Allow opportunities for children to role play, write, or draw about change. This gives children the opportunity to prepare, explore their feelings, and ask questions.
- Read books about change (i.e. Say Hello, The Hello, Goodbye Window, or Changes, Changes).
Change can be hard for anyone, but being able to go through changes in the context of a supportive and nurturing relationship builds resilience.
Post by Faosat Adelani, Rachel Dixon, and Jessica Sims (part of the Program Team at our lab school University City Children's Center)
The transition back to school can be tough on all family members. A child’s routine is now discombobulated. Our own routines have been interrupted. What can you do to get everyone back on track? As caregivers and parents, we must be prepared to get back into routines to support our children:
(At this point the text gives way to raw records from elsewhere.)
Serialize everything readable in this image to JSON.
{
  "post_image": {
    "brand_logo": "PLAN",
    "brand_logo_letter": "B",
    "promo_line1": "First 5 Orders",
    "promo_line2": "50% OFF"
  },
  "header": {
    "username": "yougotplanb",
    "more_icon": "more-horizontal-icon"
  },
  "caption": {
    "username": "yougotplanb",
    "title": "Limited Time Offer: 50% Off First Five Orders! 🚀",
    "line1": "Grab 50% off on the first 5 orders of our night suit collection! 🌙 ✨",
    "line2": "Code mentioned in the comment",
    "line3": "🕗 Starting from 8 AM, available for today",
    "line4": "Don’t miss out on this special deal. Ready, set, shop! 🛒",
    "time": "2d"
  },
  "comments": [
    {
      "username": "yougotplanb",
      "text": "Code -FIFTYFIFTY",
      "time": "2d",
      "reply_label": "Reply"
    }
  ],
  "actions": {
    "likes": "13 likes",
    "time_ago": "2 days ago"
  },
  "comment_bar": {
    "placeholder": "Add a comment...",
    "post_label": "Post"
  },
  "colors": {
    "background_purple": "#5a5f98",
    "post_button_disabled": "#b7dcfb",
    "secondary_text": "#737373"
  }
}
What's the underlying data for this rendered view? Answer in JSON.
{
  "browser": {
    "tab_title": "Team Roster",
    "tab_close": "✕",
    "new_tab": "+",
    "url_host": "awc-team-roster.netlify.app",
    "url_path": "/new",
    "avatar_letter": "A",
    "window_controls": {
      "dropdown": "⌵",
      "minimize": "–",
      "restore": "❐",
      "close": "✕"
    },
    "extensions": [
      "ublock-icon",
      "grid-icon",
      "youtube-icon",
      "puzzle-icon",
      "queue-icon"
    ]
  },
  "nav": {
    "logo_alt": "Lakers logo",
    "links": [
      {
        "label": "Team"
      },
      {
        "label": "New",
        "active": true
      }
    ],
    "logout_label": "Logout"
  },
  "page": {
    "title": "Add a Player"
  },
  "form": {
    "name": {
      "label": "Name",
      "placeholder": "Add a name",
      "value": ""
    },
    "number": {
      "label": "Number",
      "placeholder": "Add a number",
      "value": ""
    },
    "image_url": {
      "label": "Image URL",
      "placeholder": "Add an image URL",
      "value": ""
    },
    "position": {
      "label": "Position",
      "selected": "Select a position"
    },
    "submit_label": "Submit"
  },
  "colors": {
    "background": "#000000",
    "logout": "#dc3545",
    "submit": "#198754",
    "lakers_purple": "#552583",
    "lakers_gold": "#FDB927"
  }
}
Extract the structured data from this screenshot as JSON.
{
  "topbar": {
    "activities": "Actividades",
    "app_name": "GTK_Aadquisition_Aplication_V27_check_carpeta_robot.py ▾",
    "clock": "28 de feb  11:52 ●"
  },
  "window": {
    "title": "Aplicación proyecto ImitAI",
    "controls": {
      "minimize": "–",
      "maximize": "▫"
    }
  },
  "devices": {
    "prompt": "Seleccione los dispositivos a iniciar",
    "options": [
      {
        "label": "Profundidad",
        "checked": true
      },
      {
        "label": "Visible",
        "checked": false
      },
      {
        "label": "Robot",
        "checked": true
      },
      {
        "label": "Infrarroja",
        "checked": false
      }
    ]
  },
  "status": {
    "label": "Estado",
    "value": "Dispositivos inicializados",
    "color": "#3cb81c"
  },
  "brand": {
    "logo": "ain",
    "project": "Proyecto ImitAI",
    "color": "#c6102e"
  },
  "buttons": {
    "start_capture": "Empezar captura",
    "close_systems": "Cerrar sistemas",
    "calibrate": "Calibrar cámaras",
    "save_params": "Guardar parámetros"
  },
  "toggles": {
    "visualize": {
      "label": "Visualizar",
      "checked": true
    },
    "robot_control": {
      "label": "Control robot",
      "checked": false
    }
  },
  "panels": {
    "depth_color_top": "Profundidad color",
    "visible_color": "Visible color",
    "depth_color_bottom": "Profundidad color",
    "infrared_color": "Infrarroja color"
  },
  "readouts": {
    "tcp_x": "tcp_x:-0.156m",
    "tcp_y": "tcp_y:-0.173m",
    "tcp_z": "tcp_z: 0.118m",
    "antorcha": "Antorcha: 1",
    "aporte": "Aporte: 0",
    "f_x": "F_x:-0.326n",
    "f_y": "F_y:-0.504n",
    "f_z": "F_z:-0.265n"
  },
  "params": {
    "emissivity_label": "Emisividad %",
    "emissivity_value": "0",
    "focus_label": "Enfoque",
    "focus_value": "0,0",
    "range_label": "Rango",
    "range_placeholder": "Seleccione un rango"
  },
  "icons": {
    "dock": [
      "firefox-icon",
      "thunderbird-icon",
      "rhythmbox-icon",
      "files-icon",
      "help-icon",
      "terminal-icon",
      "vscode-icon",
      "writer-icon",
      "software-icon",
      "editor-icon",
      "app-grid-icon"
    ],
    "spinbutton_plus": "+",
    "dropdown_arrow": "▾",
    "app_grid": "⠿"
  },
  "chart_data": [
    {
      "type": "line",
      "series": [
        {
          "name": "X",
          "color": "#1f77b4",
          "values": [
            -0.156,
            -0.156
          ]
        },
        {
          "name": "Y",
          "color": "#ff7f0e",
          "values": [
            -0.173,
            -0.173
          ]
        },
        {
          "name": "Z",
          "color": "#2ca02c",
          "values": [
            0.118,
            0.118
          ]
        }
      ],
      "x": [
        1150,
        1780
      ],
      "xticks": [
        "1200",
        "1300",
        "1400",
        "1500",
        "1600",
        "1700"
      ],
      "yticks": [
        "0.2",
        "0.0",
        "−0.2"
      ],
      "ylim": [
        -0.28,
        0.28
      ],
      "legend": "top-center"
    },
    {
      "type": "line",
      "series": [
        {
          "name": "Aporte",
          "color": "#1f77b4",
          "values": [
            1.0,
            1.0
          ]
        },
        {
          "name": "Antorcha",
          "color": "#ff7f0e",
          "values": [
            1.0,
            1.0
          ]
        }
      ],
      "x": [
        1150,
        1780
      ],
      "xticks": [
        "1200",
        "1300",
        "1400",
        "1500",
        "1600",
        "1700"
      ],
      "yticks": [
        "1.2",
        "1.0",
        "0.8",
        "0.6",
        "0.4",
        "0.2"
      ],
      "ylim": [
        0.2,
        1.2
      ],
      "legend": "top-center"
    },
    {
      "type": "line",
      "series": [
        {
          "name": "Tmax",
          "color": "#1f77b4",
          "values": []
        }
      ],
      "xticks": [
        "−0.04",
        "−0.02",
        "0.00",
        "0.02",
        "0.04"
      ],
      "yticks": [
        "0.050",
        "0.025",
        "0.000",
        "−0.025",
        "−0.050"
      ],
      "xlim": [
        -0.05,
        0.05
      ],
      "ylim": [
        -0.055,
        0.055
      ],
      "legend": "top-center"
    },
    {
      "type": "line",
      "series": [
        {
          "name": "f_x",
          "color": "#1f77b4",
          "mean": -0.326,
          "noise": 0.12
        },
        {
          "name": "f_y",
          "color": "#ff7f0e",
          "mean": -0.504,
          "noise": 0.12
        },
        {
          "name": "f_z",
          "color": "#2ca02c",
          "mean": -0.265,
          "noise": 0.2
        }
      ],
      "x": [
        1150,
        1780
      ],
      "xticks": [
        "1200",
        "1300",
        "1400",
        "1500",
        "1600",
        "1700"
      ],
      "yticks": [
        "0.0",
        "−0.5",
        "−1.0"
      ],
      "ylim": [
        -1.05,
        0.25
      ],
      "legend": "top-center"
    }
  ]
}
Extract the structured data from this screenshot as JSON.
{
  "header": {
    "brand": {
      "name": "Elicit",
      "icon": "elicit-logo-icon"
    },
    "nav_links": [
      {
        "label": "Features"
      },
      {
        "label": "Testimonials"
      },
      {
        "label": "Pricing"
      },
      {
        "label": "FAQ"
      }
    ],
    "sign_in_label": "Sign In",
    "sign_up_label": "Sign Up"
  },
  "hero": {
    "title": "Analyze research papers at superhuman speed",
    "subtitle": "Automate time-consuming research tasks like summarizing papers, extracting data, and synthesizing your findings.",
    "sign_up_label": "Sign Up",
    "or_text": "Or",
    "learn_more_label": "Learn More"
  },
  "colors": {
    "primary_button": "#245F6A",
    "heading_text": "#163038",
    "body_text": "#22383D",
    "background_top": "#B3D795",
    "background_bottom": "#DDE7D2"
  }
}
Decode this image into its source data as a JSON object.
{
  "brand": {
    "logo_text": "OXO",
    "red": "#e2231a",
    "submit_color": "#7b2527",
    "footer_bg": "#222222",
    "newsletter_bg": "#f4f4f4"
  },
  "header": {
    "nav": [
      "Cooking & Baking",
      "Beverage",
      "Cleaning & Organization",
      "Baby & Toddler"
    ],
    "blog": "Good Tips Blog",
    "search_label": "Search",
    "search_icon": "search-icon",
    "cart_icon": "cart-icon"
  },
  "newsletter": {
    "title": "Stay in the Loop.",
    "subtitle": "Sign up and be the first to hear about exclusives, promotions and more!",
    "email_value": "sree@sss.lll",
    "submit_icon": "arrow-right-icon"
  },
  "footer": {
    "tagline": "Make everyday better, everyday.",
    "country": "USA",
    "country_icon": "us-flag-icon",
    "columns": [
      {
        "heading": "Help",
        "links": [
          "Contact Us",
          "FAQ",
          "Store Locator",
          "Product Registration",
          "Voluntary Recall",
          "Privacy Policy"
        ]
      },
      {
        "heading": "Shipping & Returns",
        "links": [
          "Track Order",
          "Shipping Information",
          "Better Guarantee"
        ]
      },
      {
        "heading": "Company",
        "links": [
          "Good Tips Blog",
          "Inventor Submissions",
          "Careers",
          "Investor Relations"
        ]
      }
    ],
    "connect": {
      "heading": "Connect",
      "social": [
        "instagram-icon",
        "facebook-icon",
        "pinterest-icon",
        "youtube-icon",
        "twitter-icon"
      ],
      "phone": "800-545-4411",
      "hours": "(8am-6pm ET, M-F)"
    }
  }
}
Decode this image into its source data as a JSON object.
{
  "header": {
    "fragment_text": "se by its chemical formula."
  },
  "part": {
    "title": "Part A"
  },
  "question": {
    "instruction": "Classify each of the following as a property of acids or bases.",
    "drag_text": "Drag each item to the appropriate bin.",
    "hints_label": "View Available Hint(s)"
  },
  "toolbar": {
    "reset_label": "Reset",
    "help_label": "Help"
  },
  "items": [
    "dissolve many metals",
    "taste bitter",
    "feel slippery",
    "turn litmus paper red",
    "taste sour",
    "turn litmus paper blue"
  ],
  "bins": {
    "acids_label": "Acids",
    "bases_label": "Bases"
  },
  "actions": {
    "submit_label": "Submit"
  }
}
- Reflect on the holidays with your child(ren), "We all had a good time, but now…"
- Re-establish your morning rituals
- Regain bedtime routines
- Revisit regular meal times
- Take a deep breath and know it could take a couple of weeks until everyone is settled
To learn more about how to partner with children during transitions, watch Ms. Peaches Lott in the video below.
Thank you to KPLR 11 News at Noon for the conversation.
The holiday season can be stressful and disrupt normal routines for children. Children need to have a sense of belonging, a feeling of being loved, and appropriate power over their environment. Often while families are in the midst of holiday preparation, children can lose their sense of belonging and search to regain it by acting out. There is no need to start singing, "You better watch out, you better not cry, better not pout, I'm telling you why." Instead here are some simple reminders to help keep the peace and joy during the chaos of the holidays. Families and caregivers can help to support children through the holiday season by:
- Slowing down the pace
- Keeping routines for children
- Sharing family traditions
- Minimizing stress and stressful situations
- Scheduling quiet time to recharge
Happy Holidays from the staff at LUME!
Post by Stephen P. Zwolak
LUME Institute Celebrates National Apprenticeship Week
LUME Institute celebrated National Apprenticeship Week from November 13-19, 2018, by bringing together Apprentices, partners, and community members to share information and perspectives about our Early Childhood Apprenticeship Program.
LUME kicked off the week with a celebration dinner on November 13 for LUME Apprentices and their families at Flance Early Learning Center, which is an Early Childhood Apprentice Employer. During the dinner, we debuted two new videos highlighting the work: one features Apprentice reflections and another provides perspectives from a key Apprenticeship partner, the SIUE East St. Louis Center. The following day, on November 14, LUME hosted an Open House for community members and key workforce development partners at University City Children’s Center, another Early Childhood Apprentice Employer. Open House attendees, including staff from school districts, community-based organizations, workforce development agencies, and more, learned about the Early Childhood Apprenticeship Program from LUME staff members and Apprentices, who were on-hand to share their experiences and answer questions. Finally, on November 15, LUME participated in Saint Louis Public School’s Apprenticeship Experience to introduce the Early Childhood Apprenticeship Program to juniors and seniors at Roosevelt High School.
LUME is grateful to our partners – Flance Early Learning Center, SIUE East St. Louis Center, St. Clair County Intergovernmental Grants Department, the St. Louis Agency on Training and Employment (SLATE), and University City Children’s Center – for their ongoing support and commitment to the Early Childhood Apprenticeship Program.